Rajasthan Governor's Call To Re-Elect Modi As PM Violates Poll Code, Says Election Commission
The Election Commission (EC) is to write a letter to the President Ram Nath Kovind in regard to Rajasthan Governor Kalyan Singh’s comment that was made while he was interacting with BJP party workers in his Aligarh’s residence. In his speech, Singh described himself as BJP ‘karyakarta (member)’ and said that PM Modi should be re-elected to power. The election watchdog said that it is a concerning issue and believed that with such a comment the Governor has violated the Model Code Of Conduct(MCC) and brought down the “prestige of the high office occupied by him”.
What has happened?
On March 23, while meddling an internal squabble among the BJP workers over the candidature of Satish Gautam from Aligarh Lok Sabha constituency, Kalyan Singh told the party workers, “Hum sabhi log BJP ke karyakarta hain aur iss naatey se hum zaroor chahenge ki BJP vijayi ho. Sab chahengey ek baar phir kendra mein Mojiji Pradhan Mantri banein” (All of us are BJP workers and we want the party to win. We want Modiji to become the Prime Minister. It is necessary that Modiji becomes the PM again).
EC after being apprised of the incident had asked a factual report from the Uttar Pradesh Chief Electoral Officer (CEO). The election watchdog after receiving a transcript from CEO substantiated that the Governor had indeed referred to himself as “one among BJP karyakartas”. The EC after pondering over the mater has said that it is best the President who appoints the governor takes further action.
After 2 decades, a Governor violates Model Code Conduct
A Governor enjoys a constitutional post which is ‘apolitical’ in nature and the job requires him/her to be neutral. It bars him/her from endorsing any political party or a person. Governor comment as such is against the Indian constitution.
Keeping history as a witness, the last time a governor found guilty of violating the provisions of the MCC happened almost two decades ago. Governor of Himachal Pradesh Gulsher Ahmed in 1993 was seen campaigning and cheering for his son Sayeed Admed in the constituency from where he was contesting. After the EC held the Governor accountable for using his power to support his son, Ahmed subsequently resigned from the Governor’s post.
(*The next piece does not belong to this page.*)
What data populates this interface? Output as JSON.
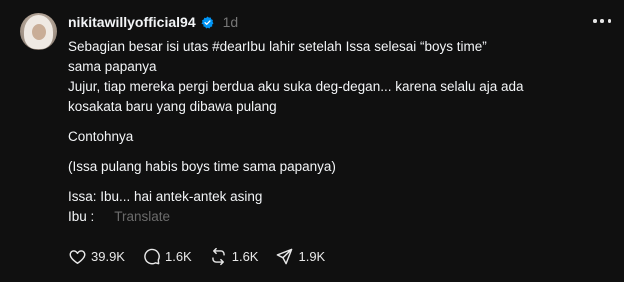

What is MCC?
The Model Code Of Conduct is a set of guidelines which regulate political parties and its candidates to ensure free and fair polls. The Election Commission derives its powers from Article 324 of the Constitution which allows it to monitor the central and state governments as well as the political parties and their candidates.
The MCC provisions deal with a myriad of issues ranging from speeches, management of elections, polling booths, portfolios, the content of election manifestos, among others.
What happens after MCC kick-in?
- The party in power, both in the centre and states, should ensure that it does not use its official position for campaigning.
- The ruling party is prohibited from announcing any new scheme or policy or make ad-hoc appointments which may sway public voting behaviour in their favour.
- The party must refrain from advertising at the cost of the public exchequer or using official media for publicity.
- Ministers are barred from combining official visits with election work and the ruling party cannot use government transport for campaigning.
- The facilities that the ruling party enjoys for campaigning must also be extended to opposition parties as well.
- Issuing advertisements at the cost of the public exchequer is also considered to be an offence.
- The political parties have to steer clear from using places of religious significance for election propaganda.
- Bribing and intimidating voters is barred and political parties cannot hold public meeting during the 48-hour period before the poll. This 48-hour-period is also known as the “election silence.”